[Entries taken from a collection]
*** Begin section ***

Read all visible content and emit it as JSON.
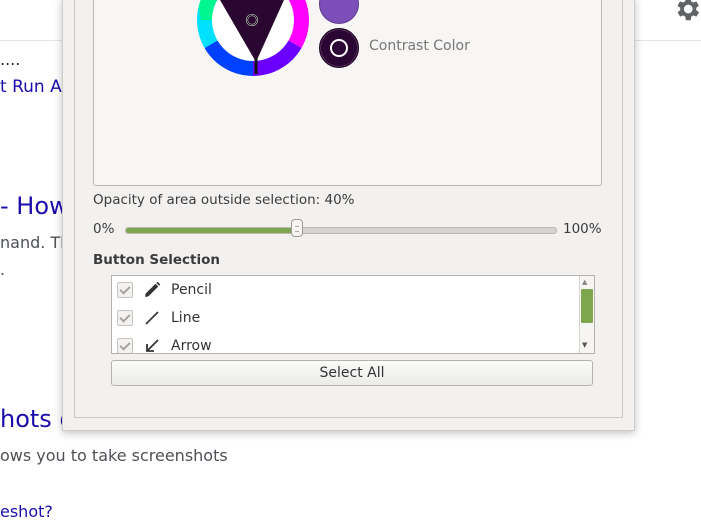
{
  "background_page": {
    "line1": "....",
    "link1": "t Run Ar",
    "heading1": "- How",
    "body1": "nand. Th",
    "body2": ".",
    "heading2": "hots o",
    "body3": "ows you to take screenshots",
    "link2": "eshot?"
  },
  "dialog": {
    "contrast_color_label": "Contrast Color",
    "primary_color": "#7b4fb7",
    "contrast_color": "#2b0533",
    "opacity": {
      "label": "Opacity of area outside selection: 40%",
      "min_label": "0%",
      "max_label": "100%",
      "value_percent": 40
    },
    "button_selection": {
      "heading": "Button Selection",
      "items": [
        {
          "label": "Pencil",
          "icon": "pencil-icon",
          "checked": true
        },
        {
          "label": "Line",
          "icon": "line-icon",
          "checked": true
        },
        {
          "label": "Arrow",
          "icon": "arrow-icon",
          "checked": true
        }
      ],
      "select_all_label": "Select All"
    },
    "accent_color": "#7ea64f"
  }
}
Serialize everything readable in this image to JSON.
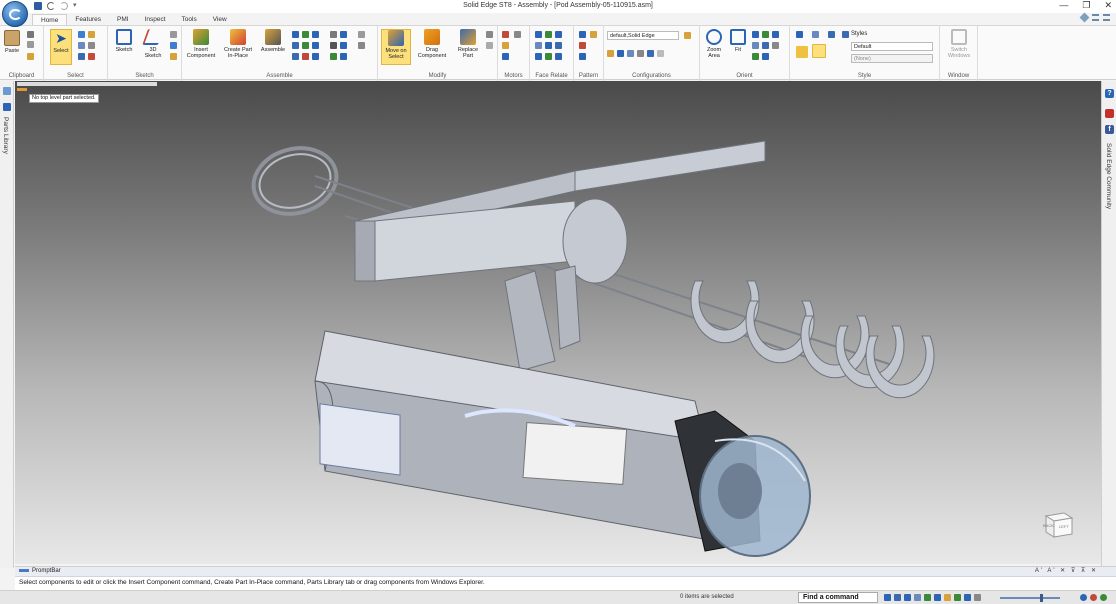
{
  "window": {
    "title": "Solid Edge ST8 - Assembly - [Pod Assembly-05-110915.asm]",
    "controls": [
      "—",
      "❐",
      "✕"
    ]
  },
  "quick_access": {
    "more": "▾"
  },
  "tabs": [
    {
      "label": "Home",
      "active": true
    },
    {
      "label": "Features"
    },
    {
      "label": "PMI"
    },
    {
      "label": "Inspect"
    },
    {
      "label": "Tools"
    },
    {
      "label": "View"
    }
  ],
  "ribbon": {
    "groups": {
      "clipboard": "Clipboard",
      "select": "Select",
      "sketch": "Sketch",
      "assemble": "Assemble",
      "modify": "Modify",
      "motors": "Motors",
      "face_relate": "Face Relate",
      "pattern": "Pattern",
      "configurations": "Configurations",
      "orient": "Orient",
      "style": "Style",
      "window": "Window"
    },
    "buttons": {
      "paste": "Paste",
      "select": "Select",
      "sketch": "Sketch",
      "sketch3d_1": "3D",
      "sketch3d_2": "Sketch",
      "insert_1": "Insert",
      "insert_2": "Component",
      "create_1": "Create Part",
      "create_2": "In-Place",
      "assemble": "Assemble",
      "move_1": "Move on",
      "move_2": "Select",
      "drag_1": "Drag",
      "drag_2": "Component",
      "replace_1": "Replace",
      "replace_2": "Part",
      "zoom_1": "Zoom",
      "zoom_2": "Area",
      "fit": "Fit",
      "switch_1": "Switch",
      "switch_2": "Windows"
    },
    "configurations_value": "default,Solid Edge",
    "styles_label": "Styles",
    "style_value": "Default",
    "style_none": "(None)"
  },
  "left_panel": {
    "label": "Parts Library"
  },
  "right_panel": {
    "label": "Solid Edge Community"
  },
  "viewport": {
    "status_message": "No top level part selected.",
    "viewcube_labels": {
      "back": "BACK",
      "left": "LEFT"
    }
  },
  "prompt_bar": {
    "title": "PromptBar",
    "controls": "A' A' ✕ ⊽ ⊼ ✕",
    "message": "Select components to edit or click the Insert Component command, Create Part In-Place command, Parts Library tab or drag components from Windows Explorer."
  },
  "status_bar": {
    "selection": "0 items are selected",
    "find_command": "Find a command"
  },
  "colors": {
    "accent_blue": "#2a6db3",
    "highlight": "#fbe07c",
    "part_grey": "#c9ced6",
    "glass": "#9fb6cf"
  }
}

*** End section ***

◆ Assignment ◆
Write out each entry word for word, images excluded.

◆ Exercise response ◆
Read all visible content and emit it as JSON.
{
  "background_page": {
    "line1": "....",
    "link1": "t Run Ar",
    "heading1": "- How",
    "body1": "nand. Th",
    "body2": ".",
    "heading2": "hots o",
    "body3": "ows you to take screenshots",
    "link2": "eshot?"
  },
  "dialog": {
    "contrast_color_label": "Contrast Color",
    "primary_color": "#7b4fb7",
    "contrast_color": "#2b0533",
    "opacity": {
      "label": "Opacity of area outside selection: 40%",
      "min_label": "0%",
      "max_label": "100%",
      "value_percent": 40
    },
    "button_selection": {
      "heading": "Button Selection",
      "items": [
        {
          "label": "Pencil",
          "icon": "pencil-icon",
          "checked": true
        },
        {
          "label": "Line",
          "icon": "line-icon",
          "checked": true
        },
        {
          "label": "Arrow",
          "icon": "arrow-icon",
          "checked": true
        }
      ],
      "select_all_label": "Select All"
    },
    "accent_color": "#7ea64f"
  }
}
Serialize everything readable in this image to JSON.
{
  "window": {
    "title": "Solid Edge ST8 - Assembly - [Pod Assembly-05-110915.asm]",
    "controls": [
      "—",
      "❐",
      "✕"
    ]
  },
  "quick_access": {
    "more": "▾"
  },
  "tabs": [
    {
      "label": "Home",
      "active": true
    },
    {
      "label": "Features"
    },
    {
      "label": "PMI"
    },
    {
      "label": "Inspect"
    },
    {
      "label": "Tools"
    },
    {
      "label": "View"
    }
  ],
  "ribbon": {
    "groups": {
      "clipboard": "Clipboard",
      "select": "Select",
      "sketch": "Sketch",
      "assemble": "Assemble",
      "modify": "Modify",
      "motors": "Motors",
      "face_relate": "Face Relate",
      "pattern": "Pattern",
      "configurations": "Configurations",
      "orient": "Orient",
      "style": "Style",
      "window": "Window"
    },
    "buttons": {
      "paste": "Paste",
      "select": "Select",
      "sketch": "Sketch",
      "sketch3d_1": "3D",
      "sketch3d_2": "Sketch",
      "insert_1": "Insert",
      "insert_2": "Component",
      "create_1": "Create Part",
      "create_2": "In-Place",
      "assemble": "Assemble",
      "move_1": "Move on",
      "move_2": "Select",
      "drag_1": "Drag",
      "drag_2": "Component",
      "replace_1": "Replace",
      "replace_2": "Part",
      "zoom_1": "Zoom",
      "zoom_2": "Area",
      "fit": "Fit",
      "switch_1": "Switch",
      "switch_2": "Windows"
    },
    "configurations_value": "default,Solid Edge",
    "styles_label": "Styles",
    "style_value": "Default",
    "style_none": "(None)"
  },
  "left_panel": {
    "label": "Parts Library"
  },
  "right_panel": {
    "label": "Solid Edge Community"
  },
  "viewport": {
    "status_message": "No top level part selected.",
    "viewcube_labels": {
      "back": "BACK",
      "left": "LEFT"
    }
  },
  "prompt_bar": {
    "title": "PromptBar",
    "controls": "A' A' ✕ ⊽ ⊼ ✕",
    "message": "Select components to edit or click the Insert Component command, Create Part In-Place command, Parts Library tab or drag components from Windows Explorer."
  },
  "status_bar": {
    "selection": "0 items are selected",
    "find_command": "Find a command"
  },
  "colors": {
    "accent_blue": "#2a6db3",
    "highlight": "#fbe07c",
    "part_grey": "#c9ced6",
    "glass": "#9fb6cf"
  }
}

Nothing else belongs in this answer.